Jordi M Carter
Jordi M Carter (Drama and Film Studies 2018) graduated from Sussex as a First Generation Scholar with a First Class degree in Drama and Film Studies, and a Gold Spirit of Sussex Award. He works as the Taking Part and Creators Program Young Associate at the Young Vic, and is a Young Producer at Theatre Peckham.
Jordi will be speaking about his career at the upcoming Make it Happen: Careers in Media, Arts and Communications event on March 23. Ahead of his talk, he discusses his experience of interdisciplinary study and how he found and developed his creative side in theatre at Sussex.
What inspired you to apply to Sussex?
Sussex is rated highly in university rankings for both Drama and Film Studies. The Joint Honours appealed to me because I wanted an equal balance of practical studio work and theoretical study for Drama, and to explore genres and styles of cinema that I had never been exposed to.
What did you enjoy most about your degree?
Sussex is renowned for its interdisciplinary practice. I found myself taking things I’d learned from one subject and using them in the other subject. It was interesting to have brand new module options being introduced as I progressed into my second year.
Tell us about how you got involved with the Young Vic and what you gained from that experience.
At the age of fifteen, I was in Macbeth, which was made up of a cast of young people in the local community and put on by Taking Part – the theatre’s creative engagement strand. This was my first experience of professional theatre and working alongside a cast, and it kickstarted my trajectory into the creative industries.
I fell in love with the rehearsal process – goofing around with castmates, learning what happens during a production and learning from industry professionals. This was the first time I had allowed myself to tap into my creative side and not take myself seriously, and I’ve kept that with me since.
Set time aside every day to ask yourself questions about what you want to do with your life and career, and why"
JORDI M CARTER
Can you tell us a bit about your current role and how you got there?
I’m the Taking Part and Creators Program Young Associate at the Young Vic. I support the work of both teams in creative engagement and talent development, engaging a wide range of community members, young people, emerging arts, and professional creatives in the theatre’s work. I also contribute to the creative delivery of the projects and productions in both teams.
I have also recently become a Young Producer at Theatre Peckham, where I am part of a collective of young Black creatives and artists who are learning how to put together events and productions and investigating the essential skills of creative producing.
Any experiences from your time at Sussex that have helped in your career so far?
Being brave enough to deviate from the syllabus when I came across areas of study across both my subjects that I knew I wanted to learn about and contribute to. Realising that I’m not solely at university to study what’s on the course, that I’m also there to find my own way and specialise in topics that resonate with me on a human level, is a choice I’ll be forever grateful to myself for making.
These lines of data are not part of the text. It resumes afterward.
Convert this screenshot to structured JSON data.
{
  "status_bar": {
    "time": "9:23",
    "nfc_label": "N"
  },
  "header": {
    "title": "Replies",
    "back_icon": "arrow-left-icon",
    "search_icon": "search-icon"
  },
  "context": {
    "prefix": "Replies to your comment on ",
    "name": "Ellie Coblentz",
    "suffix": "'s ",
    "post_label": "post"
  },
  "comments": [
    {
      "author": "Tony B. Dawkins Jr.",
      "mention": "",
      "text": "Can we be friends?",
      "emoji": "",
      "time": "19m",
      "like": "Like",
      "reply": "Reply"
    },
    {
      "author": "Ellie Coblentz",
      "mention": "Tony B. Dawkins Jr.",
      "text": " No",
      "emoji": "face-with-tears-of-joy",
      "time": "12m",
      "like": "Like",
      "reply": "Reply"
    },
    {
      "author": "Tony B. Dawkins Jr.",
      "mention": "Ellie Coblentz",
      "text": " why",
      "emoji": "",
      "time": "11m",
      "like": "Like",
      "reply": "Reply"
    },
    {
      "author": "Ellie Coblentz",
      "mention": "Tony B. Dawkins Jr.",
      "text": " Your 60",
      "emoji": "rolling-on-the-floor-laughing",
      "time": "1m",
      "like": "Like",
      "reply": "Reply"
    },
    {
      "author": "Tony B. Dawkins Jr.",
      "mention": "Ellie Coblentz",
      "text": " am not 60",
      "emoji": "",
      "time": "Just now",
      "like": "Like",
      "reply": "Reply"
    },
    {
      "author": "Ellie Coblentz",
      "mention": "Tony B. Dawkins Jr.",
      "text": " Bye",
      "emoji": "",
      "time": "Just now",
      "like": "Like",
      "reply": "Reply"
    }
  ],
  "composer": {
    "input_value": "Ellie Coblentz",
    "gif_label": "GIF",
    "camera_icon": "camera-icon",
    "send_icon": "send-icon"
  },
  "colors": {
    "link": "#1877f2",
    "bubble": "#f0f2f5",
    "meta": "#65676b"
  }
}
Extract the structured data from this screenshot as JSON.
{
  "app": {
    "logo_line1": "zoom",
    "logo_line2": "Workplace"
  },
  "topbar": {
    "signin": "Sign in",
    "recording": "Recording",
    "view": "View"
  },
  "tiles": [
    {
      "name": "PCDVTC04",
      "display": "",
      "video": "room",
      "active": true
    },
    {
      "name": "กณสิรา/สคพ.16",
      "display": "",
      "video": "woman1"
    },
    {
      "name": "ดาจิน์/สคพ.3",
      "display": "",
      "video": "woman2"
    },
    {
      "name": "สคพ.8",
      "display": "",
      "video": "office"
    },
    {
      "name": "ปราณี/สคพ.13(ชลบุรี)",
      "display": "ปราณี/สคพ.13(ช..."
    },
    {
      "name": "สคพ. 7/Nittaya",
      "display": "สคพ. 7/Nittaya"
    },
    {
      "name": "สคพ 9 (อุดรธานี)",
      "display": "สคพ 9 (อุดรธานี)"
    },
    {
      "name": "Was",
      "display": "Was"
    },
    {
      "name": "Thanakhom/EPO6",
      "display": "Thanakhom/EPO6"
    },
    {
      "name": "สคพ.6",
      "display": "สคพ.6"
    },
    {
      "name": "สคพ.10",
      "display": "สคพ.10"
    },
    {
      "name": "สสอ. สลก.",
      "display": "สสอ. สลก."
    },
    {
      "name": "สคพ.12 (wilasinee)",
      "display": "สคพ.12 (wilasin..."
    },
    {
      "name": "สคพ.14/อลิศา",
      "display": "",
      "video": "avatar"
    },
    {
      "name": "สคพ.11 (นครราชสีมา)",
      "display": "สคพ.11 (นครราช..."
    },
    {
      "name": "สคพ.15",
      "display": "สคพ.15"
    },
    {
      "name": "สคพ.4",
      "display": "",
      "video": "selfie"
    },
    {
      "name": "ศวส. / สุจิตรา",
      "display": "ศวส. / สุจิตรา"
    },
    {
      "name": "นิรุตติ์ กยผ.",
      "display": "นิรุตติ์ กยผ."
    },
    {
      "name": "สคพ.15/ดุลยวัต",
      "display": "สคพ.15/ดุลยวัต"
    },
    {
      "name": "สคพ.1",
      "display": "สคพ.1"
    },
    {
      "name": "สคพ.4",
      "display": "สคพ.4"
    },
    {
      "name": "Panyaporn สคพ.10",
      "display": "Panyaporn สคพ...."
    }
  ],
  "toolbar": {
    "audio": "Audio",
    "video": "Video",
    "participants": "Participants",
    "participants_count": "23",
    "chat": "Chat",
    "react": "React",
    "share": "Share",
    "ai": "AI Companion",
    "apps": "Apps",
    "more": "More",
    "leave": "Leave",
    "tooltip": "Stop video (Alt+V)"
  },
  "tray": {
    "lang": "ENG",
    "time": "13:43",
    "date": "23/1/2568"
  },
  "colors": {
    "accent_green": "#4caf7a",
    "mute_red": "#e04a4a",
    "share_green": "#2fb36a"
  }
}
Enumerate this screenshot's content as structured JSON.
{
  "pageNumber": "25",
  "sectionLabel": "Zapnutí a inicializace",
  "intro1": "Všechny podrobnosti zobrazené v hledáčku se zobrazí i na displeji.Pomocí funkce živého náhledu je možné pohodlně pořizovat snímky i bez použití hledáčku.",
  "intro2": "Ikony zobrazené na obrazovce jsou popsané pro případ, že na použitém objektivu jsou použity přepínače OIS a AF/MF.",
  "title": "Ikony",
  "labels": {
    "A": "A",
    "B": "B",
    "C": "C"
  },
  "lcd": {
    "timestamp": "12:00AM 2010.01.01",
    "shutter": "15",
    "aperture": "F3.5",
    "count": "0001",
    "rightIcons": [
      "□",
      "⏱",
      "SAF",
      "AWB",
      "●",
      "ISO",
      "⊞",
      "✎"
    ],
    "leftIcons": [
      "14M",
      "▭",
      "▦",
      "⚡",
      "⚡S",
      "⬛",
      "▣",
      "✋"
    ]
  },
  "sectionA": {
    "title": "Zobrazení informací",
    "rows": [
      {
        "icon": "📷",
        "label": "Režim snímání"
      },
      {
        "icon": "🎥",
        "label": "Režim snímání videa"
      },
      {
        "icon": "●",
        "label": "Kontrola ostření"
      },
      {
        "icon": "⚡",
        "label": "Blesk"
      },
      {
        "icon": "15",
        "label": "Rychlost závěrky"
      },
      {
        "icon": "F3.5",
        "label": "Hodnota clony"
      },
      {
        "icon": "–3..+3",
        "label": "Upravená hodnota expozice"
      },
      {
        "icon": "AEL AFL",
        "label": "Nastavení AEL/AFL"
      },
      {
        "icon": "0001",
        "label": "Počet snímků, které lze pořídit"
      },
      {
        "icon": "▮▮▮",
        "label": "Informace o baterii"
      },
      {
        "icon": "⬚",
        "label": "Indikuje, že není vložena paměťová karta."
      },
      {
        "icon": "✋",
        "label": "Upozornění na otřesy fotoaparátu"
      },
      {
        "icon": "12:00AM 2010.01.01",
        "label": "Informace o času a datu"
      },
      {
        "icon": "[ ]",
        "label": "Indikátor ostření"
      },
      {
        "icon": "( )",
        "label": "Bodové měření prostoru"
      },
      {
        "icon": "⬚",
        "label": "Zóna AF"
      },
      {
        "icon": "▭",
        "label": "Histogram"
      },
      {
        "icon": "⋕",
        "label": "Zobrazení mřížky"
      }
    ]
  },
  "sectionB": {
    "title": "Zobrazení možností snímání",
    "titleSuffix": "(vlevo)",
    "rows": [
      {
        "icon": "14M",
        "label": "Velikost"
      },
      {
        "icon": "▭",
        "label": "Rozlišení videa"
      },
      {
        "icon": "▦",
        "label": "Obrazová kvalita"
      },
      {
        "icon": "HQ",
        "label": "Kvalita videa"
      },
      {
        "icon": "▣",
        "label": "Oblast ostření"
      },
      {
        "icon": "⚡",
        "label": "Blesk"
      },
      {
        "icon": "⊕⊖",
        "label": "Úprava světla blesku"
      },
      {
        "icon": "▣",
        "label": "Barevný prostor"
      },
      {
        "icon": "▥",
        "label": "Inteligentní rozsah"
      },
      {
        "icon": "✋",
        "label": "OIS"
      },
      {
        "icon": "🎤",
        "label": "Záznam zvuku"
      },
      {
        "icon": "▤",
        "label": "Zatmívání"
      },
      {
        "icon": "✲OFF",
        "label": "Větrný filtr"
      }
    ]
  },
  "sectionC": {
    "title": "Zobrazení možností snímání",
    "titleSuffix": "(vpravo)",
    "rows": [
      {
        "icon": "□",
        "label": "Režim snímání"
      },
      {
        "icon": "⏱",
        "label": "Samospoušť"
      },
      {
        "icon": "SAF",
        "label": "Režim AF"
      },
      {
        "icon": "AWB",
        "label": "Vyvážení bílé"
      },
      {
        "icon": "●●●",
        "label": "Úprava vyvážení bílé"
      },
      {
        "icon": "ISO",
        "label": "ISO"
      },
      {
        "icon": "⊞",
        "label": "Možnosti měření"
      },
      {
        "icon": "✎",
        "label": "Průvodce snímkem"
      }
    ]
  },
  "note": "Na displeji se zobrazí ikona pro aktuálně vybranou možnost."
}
You achieved a gold Spirit of Sussex Award (SoSA)! What kind of activities did you do to achieve this?
I acted with the Drama Society, modelled with FABRIK Magazine in a project that was featured in Vogue Italia, and was the Creative Director of BAME Sussex in its first year as a society.
During the summer of 2020, I got involved in #BlackLivesMatter protests in Brighton. I was featured in Dazed alongside several Black people across the globe, where we voiced our thoughts and feelings about the movement at the time. In my final year, I was selected as one of the presenters for Brighton’s first-ever youth-led breakfast radio show, The Rising, at Platform B, a next-generation radio station based in the city centre.
Jordi's modelling featured in Vogue Italia, photographed by Pablo Santana.
What skills have you aquired from participating in the Spirit of Sussex Award?
Taking part in the SoSA means I’ve left Sussex with more than just my degree. It allowed me to capitalise on what mattered the most to me in terms of my university experience and my broader personal development. It motivated me to have balance between working for my degree and doing other things.
Why do you think alumni career talks are important to students?
It's beneficial for students to see themselves reflected in graduates who are involved in the careers they want to have once they leave university. Alumni talks are important for students to speak with people who have been where they are, ask questions and be curious about where they want to be when they leave Sussex.
As a preview of ‘Make it Happen’ – one piece of career advice for current Sussex students?
Set time aside every day to ask yourself questions about what you want to do with your life and career, and why. I remember reading Simon Sinek's Start With Why and one of the biggest lessons I learned is that when my why is precise, I gain more clarity in the what and how of everything that follows. It encourages you to investigate your own definition of 'success'.
Sign up here to the Make it Happen: Careers in Media, Arts and Communications event to hear from Jordi and other guest speakers from organisations including National Geographic, LEGO, FareShare and more.
Jordi and Amy are among thousands of alumni on Sussex Connect. Join now to seek mentoring and industry advice and get a head start on your career. Visit sussexconnect.org